Since you feel that “appointment” doesn’t fit the “deadline” idea, you'll perhaps have the same issue with “engagement” (not to mention that it, like “date,” also has a ‘romantic’ sense!).
Although it doesn’t necessarily expand the meaning of “engagement” to include any more of the “deadline” idea that it might have already, it is interesting to note, however, that Collins’ “Reverso” site translates:
“engagement diary” as “Terminkalender”.
Personally, I think that “engagement” alone does include enough of the notion of “deadline” to use as a single word to express what you’re after, but perhaps by adding “binding” to it (to get “binding engagement”) you could capture better the notion of “deadline.”
Finally, for a single word that would not require the addition of "binding" to capture the “deadline” idea, you could consider “obligation.”
Although certainly not specific to discussions of times and dates, it can be used in that context (e.g., “Sorry, I can’t come because of a prior obligation”)
1. the act of engaging or the state of being engaged.
2. an appointment or arrangement, esp. to be somewhere or do something at a particular time.
3. an agreement to marry; betrothal.
4. a pledge; an obligation or agreement.
5. employment, or a period or post of employment.
6. an encounter, conflict, or battle.
7. the act or state of interlocking.
1. something by which a person is bound to do certain things, and which arises out of a sense of duty or results from custom, law,
2. something done or to be done for such reasons: to fulfill one's obligations.
3. a binding promise, contract, sense of duty, etc.
4. the act of obligating oneself, as by a promise or contract.
5. a. an agreement enforceable by law. b. a document setting forth such an agreement.
6. any bond, certificate, or the like, as of a government or a corporation, serving as evidence of indebtedness.
7. an indebtedness or amount of indebtedness.
8. a debt of gratitude.
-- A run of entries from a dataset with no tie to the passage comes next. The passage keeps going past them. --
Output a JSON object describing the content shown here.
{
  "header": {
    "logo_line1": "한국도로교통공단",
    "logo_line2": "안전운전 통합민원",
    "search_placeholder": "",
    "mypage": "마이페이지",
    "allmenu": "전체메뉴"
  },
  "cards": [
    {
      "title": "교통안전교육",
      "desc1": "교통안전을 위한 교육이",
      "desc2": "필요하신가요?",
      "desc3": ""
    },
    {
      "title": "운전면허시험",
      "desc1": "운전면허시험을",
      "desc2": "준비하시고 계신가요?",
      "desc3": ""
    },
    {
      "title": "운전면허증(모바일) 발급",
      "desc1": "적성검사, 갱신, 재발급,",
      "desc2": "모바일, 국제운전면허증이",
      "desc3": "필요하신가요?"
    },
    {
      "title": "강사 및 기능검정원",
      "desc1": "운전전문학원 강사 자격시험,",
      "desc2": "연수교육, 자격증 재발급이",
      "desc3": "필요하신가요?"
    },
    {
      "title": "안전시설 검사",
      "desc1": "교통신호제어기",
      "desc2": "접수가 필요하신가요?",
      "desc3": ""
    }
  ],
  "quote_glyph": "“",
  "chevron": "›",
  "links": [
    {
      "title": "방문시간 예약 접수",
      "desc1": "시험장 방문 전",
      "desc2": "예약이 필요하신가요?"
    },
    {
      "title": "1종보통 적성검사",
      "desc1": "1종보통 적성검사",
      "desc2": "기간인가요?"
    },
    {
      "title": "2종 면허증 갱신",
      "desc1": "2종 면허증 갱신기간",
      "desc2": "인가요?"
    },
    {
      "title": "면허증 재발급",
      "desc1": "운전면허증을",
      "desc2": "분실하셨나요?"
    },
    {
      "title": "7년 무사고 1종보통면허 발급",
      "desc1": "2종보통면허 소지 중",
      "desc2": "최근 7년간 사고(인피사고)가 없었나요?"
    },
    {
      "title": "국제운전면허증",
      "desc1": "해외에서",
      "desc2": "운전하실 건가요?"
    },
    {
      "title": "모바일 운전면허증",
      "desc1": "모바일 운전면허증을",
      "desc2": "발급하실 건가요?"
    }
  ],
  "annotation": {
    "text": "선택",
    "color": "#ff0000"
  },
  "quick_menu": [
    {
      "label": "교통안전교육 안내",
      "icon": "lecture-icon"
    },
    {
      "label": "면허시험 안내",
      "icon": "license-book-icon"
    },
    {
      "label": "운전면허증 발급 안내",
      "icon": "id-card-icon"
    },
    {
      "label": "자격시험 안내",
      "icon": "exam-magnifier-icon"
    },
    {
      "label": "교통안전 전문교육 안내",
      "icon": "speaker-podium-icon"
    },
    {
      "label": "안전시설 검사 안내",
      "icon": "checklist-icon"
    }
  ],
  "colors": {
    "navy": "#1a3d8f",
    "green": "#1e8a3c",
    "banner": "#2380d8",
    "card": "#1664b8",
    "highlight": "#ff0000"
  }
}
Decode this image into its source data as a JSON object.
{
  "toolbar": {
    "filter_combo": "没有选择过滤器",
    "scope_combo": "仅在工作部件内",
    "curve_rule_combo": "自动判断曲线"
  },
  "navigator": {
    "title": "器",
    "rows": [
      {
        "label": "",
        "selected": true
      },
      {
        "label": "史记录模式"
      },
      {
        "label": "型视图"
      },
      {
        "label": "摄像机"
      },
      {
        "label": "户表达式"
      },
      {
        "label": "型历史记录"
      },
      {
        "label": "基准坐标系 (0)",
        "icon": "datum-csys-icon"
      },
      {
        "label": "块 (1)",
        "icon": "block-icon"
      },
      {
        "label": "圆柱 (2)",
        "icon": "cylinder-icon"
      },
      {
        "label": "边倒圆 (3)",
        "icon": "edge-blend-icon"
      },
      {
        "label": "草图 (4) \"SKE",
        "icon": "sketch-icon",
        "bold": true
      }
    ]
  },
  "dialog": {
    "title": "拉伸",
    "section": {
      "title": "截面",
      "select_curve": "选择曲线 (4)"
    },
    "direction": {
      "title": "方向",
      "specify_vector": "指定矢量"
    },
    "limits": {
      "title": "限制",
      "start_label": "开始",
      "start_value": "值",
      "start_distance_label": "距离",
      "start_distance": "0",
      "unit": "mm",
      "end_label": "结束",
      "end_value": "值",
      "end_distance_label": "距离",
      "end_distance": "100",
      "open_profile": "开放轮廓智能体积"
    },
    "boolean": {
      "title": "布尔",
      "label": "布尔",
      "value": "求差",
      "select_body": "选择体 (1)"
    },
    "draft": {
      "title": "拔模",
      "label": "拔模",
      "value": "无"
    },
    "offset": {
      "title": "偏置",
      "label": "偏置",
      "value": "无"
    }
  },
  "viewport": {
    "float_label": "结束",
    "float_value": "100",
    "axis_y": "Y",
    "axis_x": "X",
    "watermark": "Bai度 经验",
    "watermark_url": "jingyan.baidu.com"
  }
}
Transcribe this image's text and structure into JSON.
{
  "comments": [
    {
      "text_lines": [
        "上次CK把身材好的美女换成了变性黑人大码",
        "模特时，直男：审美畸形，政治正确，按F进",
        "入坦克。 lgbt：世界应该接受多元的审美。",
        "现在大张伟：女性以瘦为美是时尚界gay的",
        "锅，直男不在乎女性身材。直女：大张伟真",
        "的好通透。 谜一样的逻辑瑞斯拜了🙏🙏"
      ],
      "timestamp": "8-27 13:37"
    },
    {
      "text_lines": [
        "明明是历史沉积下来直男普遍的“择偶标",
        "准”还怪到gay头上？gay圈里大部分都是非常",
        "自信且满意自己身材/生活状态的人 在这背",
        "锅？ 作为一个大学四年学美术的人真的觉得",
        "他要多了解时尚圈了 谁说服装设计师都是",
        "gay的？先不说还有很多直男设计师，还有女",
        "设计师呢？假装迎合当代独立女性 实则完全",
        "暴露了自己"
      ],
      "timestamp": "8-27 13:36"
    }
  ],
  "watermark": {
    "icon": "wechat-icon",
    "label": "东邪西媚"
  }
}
9. the state of being under a debt.
(both from ‘RANDOM HOUSE KERNERMAN WEBSTER’S COLLEGE DICTIONARY,’ with emphasis added to the meanings most relevant to the question/answer)